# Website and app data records
—————
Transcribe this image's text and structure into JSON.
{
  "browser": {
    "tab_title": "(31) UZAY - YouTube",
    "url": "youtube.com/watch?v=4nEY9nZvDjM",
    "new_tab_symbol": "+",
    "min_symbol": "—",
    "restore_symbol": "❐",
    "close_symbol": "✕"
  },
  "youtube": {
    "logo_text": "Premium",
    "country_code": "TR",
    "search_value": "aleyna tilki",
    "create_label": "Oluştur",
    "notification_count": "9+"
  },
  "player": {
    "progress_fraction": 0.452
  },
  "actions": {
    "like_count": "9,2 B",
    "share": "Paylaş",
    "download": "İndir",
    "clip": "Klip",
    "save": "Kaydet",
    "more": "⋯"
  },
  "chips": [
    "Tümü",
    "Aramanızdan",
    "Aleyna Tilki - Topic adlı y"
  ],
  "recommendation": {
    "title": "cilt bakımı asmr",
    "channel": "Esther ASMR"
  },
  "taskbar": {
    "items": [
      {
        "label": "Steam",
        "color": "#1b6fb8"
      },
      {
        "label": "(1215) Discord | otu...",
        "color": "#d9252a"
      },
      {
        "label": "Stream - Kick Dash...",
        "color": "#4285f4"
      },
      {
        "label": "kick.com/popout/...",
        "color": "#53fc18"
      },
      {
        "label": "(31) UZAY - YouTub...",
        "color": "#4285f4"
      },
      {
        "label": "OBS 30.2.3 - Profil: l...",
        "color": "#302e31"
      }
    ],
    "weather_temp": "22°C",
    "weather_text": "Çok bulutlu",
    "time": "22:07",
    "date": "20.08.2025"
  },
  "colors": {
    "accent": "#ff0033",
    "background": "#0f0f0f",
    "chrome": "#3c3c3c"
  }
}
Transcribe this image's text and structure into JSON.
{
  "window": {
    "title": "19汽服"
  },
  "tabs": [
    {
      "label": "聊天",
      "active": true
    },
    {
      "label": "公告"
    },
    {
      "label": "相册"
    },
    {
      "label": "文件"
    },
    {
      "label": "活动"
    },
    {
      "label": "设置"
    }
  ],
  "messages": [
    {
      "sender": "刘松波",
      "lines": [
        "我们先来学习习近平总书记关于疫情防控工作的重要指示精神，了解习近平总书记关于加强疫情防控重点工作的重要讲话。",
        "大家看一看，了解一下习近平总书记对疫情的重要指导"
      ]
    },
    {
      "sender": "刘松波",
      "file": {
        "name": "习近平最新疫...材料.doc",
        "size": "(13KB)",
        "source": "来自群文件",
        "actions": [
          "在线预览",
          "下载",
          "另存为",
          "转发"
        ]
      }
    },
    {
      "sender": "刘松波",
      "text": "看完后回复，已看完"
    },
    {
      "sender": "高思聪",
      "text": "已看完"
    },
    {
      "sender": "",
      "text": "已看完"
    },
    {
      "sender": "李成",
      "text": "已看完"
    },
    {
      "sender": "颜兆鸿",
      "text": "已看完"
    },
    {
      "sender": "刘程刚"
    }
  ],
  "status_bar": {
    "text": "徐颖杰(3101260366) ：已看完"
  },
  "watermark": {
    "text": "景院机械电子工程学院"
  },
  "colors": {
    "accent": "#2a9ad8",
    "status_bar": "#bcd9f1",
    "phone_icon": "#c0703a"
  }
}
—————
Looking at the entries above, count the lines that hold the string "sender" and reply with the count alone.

# RESULT FOR THIS EXERCISE
8